Then we met Brayden’s birthmom and received a gift even kinder and more generous that would at last, after years of frustration and sadness, allow us to become parents.

9 comments:

Cathy in MI said...

Wow, what a generous friend to have called you and made that offer. I like in one of your previous posts when referring to the sister on Oprah she said it was like she was babysitting for a period of time. That is one of the best descriptions of surrogacy I have ever heard. Kristie, thanks again for sharing your journey with us.

Anonymous said...

I love reading your story. You are doing a great job of telling about your journey to surrogacy. Please don't take the smaller number of comments as a lack of interest - I know that I am always excited to read your entries.

Lisa C.

Anonymous said...

Where was the glich, I mean how come "all of a sudden" you could become pregnant? We all know it was not just becuase the pressure was off due to the adoption. We are so happy that it all worked out for you, just curious on the details, after all your life is like a novel fo us. We love it!

Kristie said...

Dear Anonymous, well, if I were being sarcastic, I would say that, as opposed to the popular myth that "if you'd just relax, you'd get pregnant", it appears for us, the key was to pile on as much shit and stress and pressure as is humanly possible, and THEN you will get pregnant!

My truer opinion, however (and I said this in a previous journal entry ....) was that God knew all along that Brayden was meant to be a part of our family. Had I ever gotten pregnant, during any of the years and years that I was trying, we would never have pursued adoption. He needed to get her into our family where she belonged, and *then*, and only then, was it "ok" for me to get pregnant, and so it happened. (Amid much shit and stress and pressure!) :)

It's very difficult when you're in the midst of a struggle to understand and accept that there is a timeline and a purpose for all things. Or if not a purpose, then perhaps a reason ... or something. I know our fertility struggle led us to adoption, which led us to our daughter.

Beyond that, who the hell knows why ANYTHING works the way it does??? :)

Anonymous said...

And aren't we immensely, hard-to-put-into-words grateful to our birthmothers every day of our lives?

Dixie

Trish said...
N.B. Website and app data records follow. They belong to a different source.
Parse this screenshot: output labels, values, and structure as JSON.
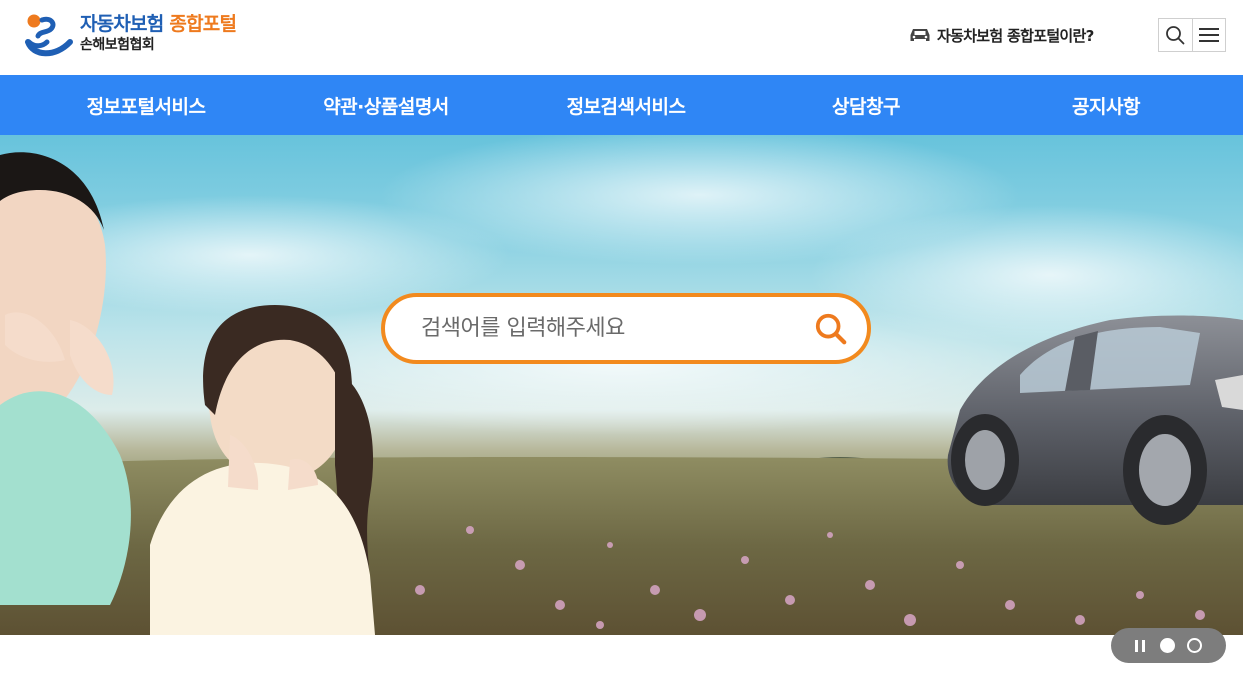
{
  "header": {
    "logo": {
      "title_main": "자동차보험",
      "title_accent": "종합포털",
      "subtitle": "손해보험협회"
    },
    "about_link": "자동차보험 종합포털이란?",
    "icons": {
      "about": "car-icon",
      "search": "search-icon",
      "menu": "hamburger-menu-icon"
    }
  },
  "gnb": {
    "items": [
      {
        "label": "정보포털서비스"
      },
      {
        "label": "약관·상품설명서"
      },
      {
        "label": "정보검색서비스"
      },
      {
        "label": "상담창구"
      },
      {
        "label": "공지사항"
      }
    ]
  },
  "hero": {
    "search": {
      "placeholder": "검색어를 입력해주세요",
      "value": ""
    }
  },
  "slider": {
    "slide_count": 2,
    "active_index": 0,
    "state": "playing"
  },
  "colors": {
    "nav_blue": "#2f86f5",
    "accent_orange": "#f28a1e",
    "logo_blue": "#1f5fb4",
    "logo_orange": "#ee7a1e"
  }
}
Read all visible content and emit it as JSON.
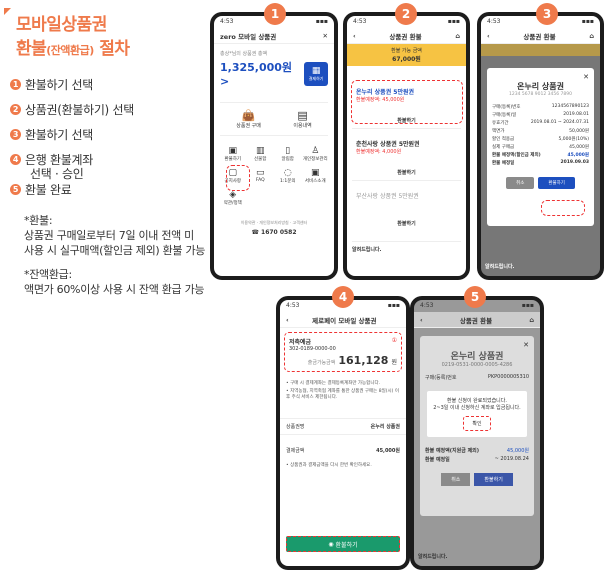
{
  "heading": {
    "line1": "모바일상품권",
    "line2_main": "환불",
    "line2_small": "(잔액환급)",
    "line2_suffix": " 절차"
  },
  "steps": [
    {
      "num": "1",
      "text": "환불하기 선택"
    },
    {
      "num": "2",
      "text": "상품권(환불하기) 선택"
    },
    {
      "num": "3",
      "text": "환불하기 선택"
    },
    {
      "num": "4",
      "text": "은행 환불계좌"
    },
    {
      "num": "",
      "text": "선택 · 승인"
    },
    {
      "num": "5",
      "text": "환불 완료"
    }
  ],
  "notes": {
    "refund_title": "*환불:",
    "refund_body1": "상품권 구매일로부터 7일 이내 전액 미",
    "refund_body2": "사용 시 실구매액(할인금 제외) 환불 가능",
    "balance_title": "*잔액환급:",
    "balance_body": "액면가 60%이상 사용 시 잔액 환급 가능"
  },
  "phone1": {
    "badge": "1",
    "time": "4:53",
    "brand": "zero 모바일 상품권",
    "balance_label": "총상*님의 상품권 총액",
    "balance": "1,325,000원 >",
    "qr_label": "결제하기",
    "buy_label": "상품권 구매",
    "history_label": "이용내역",
    "menu": [
      "환불하기",
      "선물함",
      "알림함",
      "개인정보관리",
      "공지사항",
      "FAQ",
      "1:1문의",
      "서비스소개",
      "약관/정책"
    ],
    "footer1": "이용약관 · 개인정보처리방침 · 고객센터",
    "phone": "1670 0582"
  },
  "phone2": {
    "badge": "2",
    "title": "상품권 환불",
    "refund_avail_label": "환불 가능 금액",
    "refund_avail": "67,000원",
    "item1_name": "온누리 상품권 5만원권",
    "item1_amount": "환불예정액: 45,000원",
    "item1_btn": "환불하기",
    "item2_name": "춘천사랑 상품권 5만원권",
    "item2_amount": "환불예정액: 4,000원",
    "item2_btn": "환불하기",
    "item3_name": "부산사랑 상품권 5만원권",
    "item3_btn": "환불하기",
    "notice": "알려드립니다."
  },
  "phone3": {
    "badge": "3",
    "title": "상품권 환불",
    "modal_title": "온누리 상품권",
    "modal_sub": "1234 5678 9012 3456 7890",
    "rows": [
      {
        "k": "구매(등록)번호",
        "v": "1234567890123"
      },
      {
        "k": "구매(등록)일",
        "v": "2019.08.01"
      },
      {
        "k": "유효기간",
        "v": "2019.08.01 ~ 2024.07.31"
      },
      {
        "k": "액면가",
        "v": "50,000원"
      },
      {
        "k": "할인 적용금",
        "v": "5,000원(10%)"
      },
      {
        "k": "실제 구매금",
        "v": "45,000원"
      },
      {
        "k": "환불 예정액(할인금 제외)",
        "v": "45,000원"
      },
      {
        "k": "환불 예정일",
        "v": "2019.09.03"
      }
    ],
    "cancel": "취소",
    "confirm": "환불하기",
    "notice": "알려드립니다."
  },
  "phone4": {
    "badge": "4",
    "title": "제로페이 모바일 상품권",
    "account_type": "저축예금",
    "account_no": "302-0189-0000-00",
    "circle_num": "①",
    "amount_label": "출금가능금액",
    "amount": "161,128",
    "amount_unit": "원",
    "info1": "• 구매 시 결제계좌는 결제등록계좌만 가능합니다.",
    "info2": "• 지역농협, 지역축협 계좌를 통한 상품권 구매는 8일(시) 이후 주식 서비스 제한됩니다.",
    "product_label": "상품권명",
    "product_value": "온누리 상품권",
    "refund_label": "결제금액",
    "refund_value": "45,000원",
    "warn": "• 상품권과 결제금액을 다시 한번 확인하세요.",
    "button": "환불하기"
  },
  "phone5": {
    "badge": "5",
    "title": "상품권 환불",
    "modal_title": "온누리 상품권",
    "modal_sub": "0219-0531-0000-0005-4286",
    "reg_label": "구매(등록)번호",
    "reg_value": "PKP0000005310",
    "done1": "환불 신청이 완료되었습니다.",
    "done2": "2~3일 이내 신청하신 계좌로 입금됩니다.",
    "ok": "확인",
    "r1_label": "환불 예정액(지원금 제외)",
    "r1_value": "45,000원",
    "r2_label": "환불 예정일",
    "r2_value": "~ 2019.08.24",
    "cancel": "취소",
    "confirm": "환불하기",
    "notice": "알려드립니다."
  },
  "colors": {
    "accent": "#ef7a4b",
    "highlight": "#e33",
    "yellow": "#f6c343",
    "green": "#1a9a6c"
  }
}
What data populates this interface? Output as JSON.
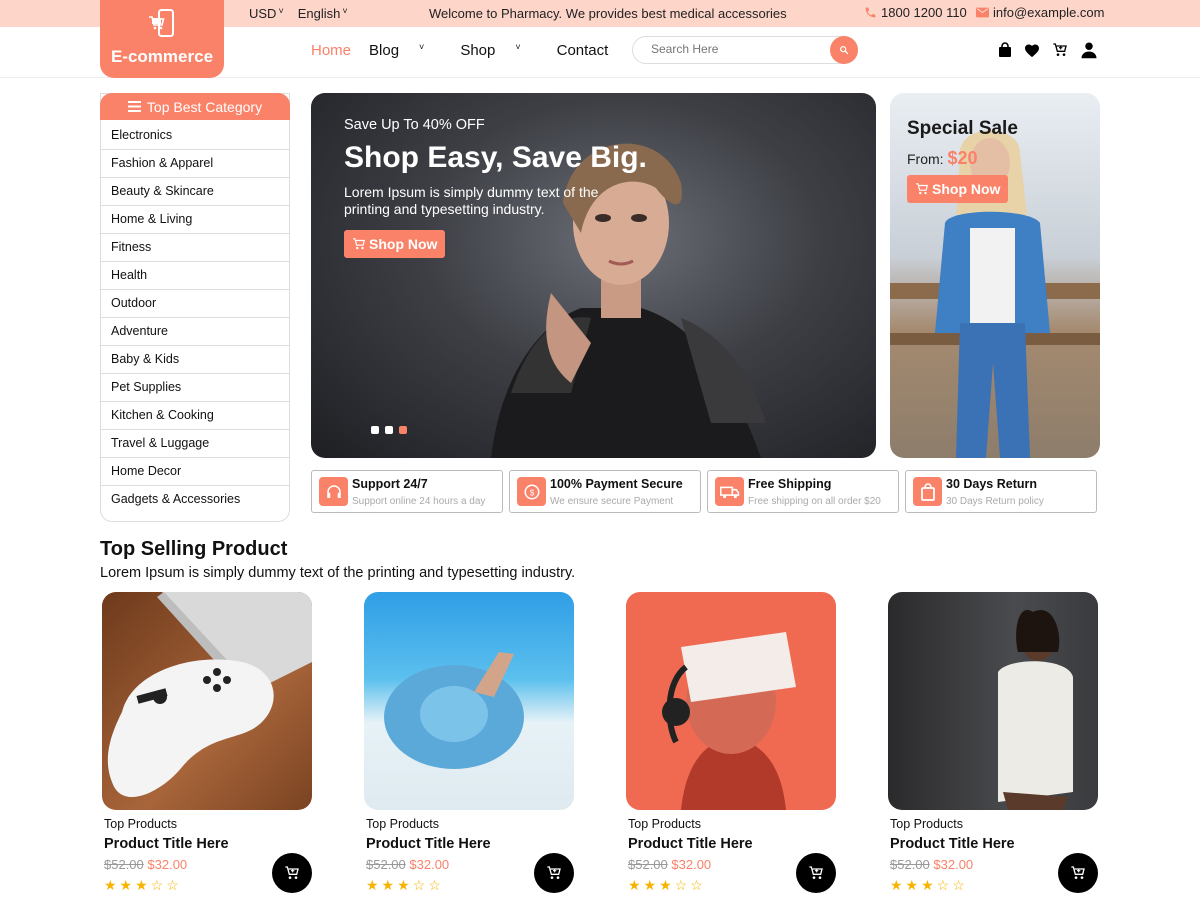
{
  "topbar": {
    "currency": "USD",
    "language": "English",
    "welcome": "Welcome to Pharmacy. We provides best medical accessories",
    "phone": "1800 1200 110",
    "email": "info@example.com"
  },
  "header": {
    "logo_text": "E-commerce",
    "nav": [
      "Home",
      "Blog",
      "Shop",
      "Contact"
    ],
    "search_placeholder": "Search Here"
  },
  "sidebar": {
    "title": "Top Best Category",
    "items": [
      "Electronics",
      "Fashion & Apparel",
      "Beauty & Skincare",
      "Home & Living",
      "Fitness",
      "Health",
      "Outdoor",
      "Adventure",
      "Baby & Kids",
      "Pet Supplies",
      "Kitchen & Cooking",
      "Travel & Luggage",
      "Home Decor",
      "Gadgets & Accessories"
    ]
  },
  "hero": {
    "eyebrow": "Save Up To 40% OFF",
    "title": "Shop Easy, Save Big.",
    "text": "Lorem Ipsum is simply dummy text of the printing and typesetting industry.",
    "button": "Shop Now"
  },
  "side_banner": {
    "title": "Special Sale",
    "from_label": "From:",
    "price": "$20",
    "button": "Shop Now"
  },
  "features": [
    {
      "title": "Support 24/7",
      "subtitle": "Support online 24 hours a day",
      "icon": "headset-icon"
    },
    {
      "title": "100% Payment Secure",
      "subtitle": "We ensure secure Payment",
      "icon": "coin-icon"
    },
    {
      "title": "Free Shipping",
      "subtitle": "Free shipping on all order $20",
      "icon": "truck-icon"
    },
    {
      "title": "30 Days Return",
      "subtitle": "30 Days Return policy",
      "icon": "bag-icon"
    }
  ],
  "section": {
    "title": "Top Selling Product",
    "subtitle": "Lorem Ipsum is simply dummy text of the printing and typesetting industry."
  },
  "products": [
    {
      "category": "Top Products",
      "title": "Product Title Here",
      "old_price": "$52.00",
      "price": "$32.00",
      "rating": 3,
      "image": "game-controller"
    },
    {
      "category": "Top Products",
      "title": "Product Title Here",
      "old_price": "$52.00",
      "price": "$32.00",
      "rating": 3,
      "image": "beach-hat"
    },
    {
      "category": "Top Products",
      "title": "Product Title Here",
      "old_price": "$52.00",
      "price": "$32.00",
      "rating": 3,
      "image": "vr-headset"
    },
    {
      "category": "Top Products",
      "title": "Product Title Here",
      "old_price": "$52.00",
      "price": "$32.00",
      "rating": 3,
      "image": "knit-dress"
    }
  ],
  "colors": {
    "accent": "#fa8269",
    "topbar": "#fdd5c9"
  }
}
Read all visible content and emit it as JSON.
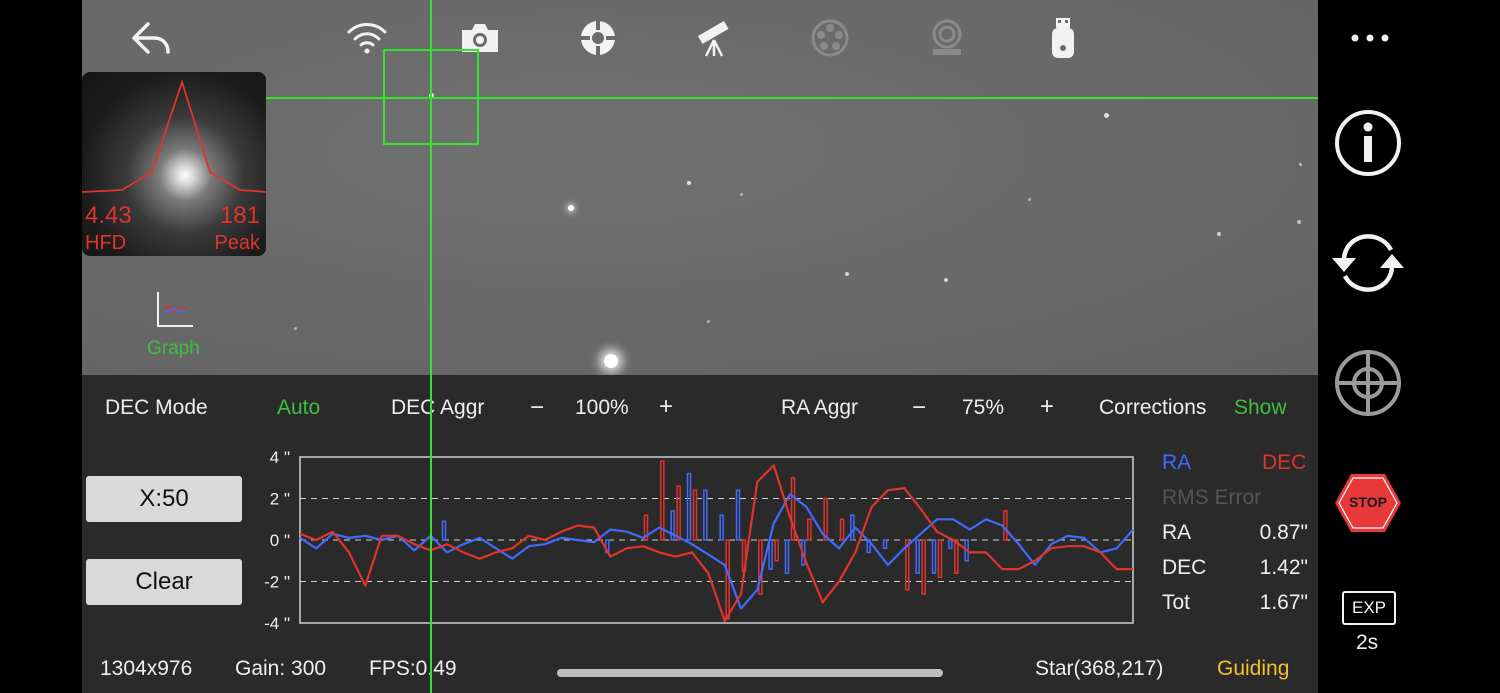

What a friend! How awesome, I mean, I know someone who is going through infertility right now. As much as I care for her and her husband, and want for them to experience parenthood, I know I could not be a surrogate for them. I am too emotional and would never be able to hand over the baby, even though he or she would not be my own. I know my limitations. But for a friend to offer to do that, I think that is incredible!

Trish (in Leesburg, since I forgot to put that the first time) said...

oh! an having just read through the other comments, I agree with you (not that my opinion on it matters) about God knowing Brayden belonged in your family and so that is why you only got pregnant AFTER she came to be with you & Blaine. Truly, your family could not be complete with her smiling face!

Erin said...

Thank goodness for people like M. and the miracles that allowed you to become pregnant with Kellen and Kendrie! Have a great weekend Escoe Fam!

Monica (H)opeful said...

Thank you for sharing your surrogacey story. I love that Brayden belonged in your family. Beautiful!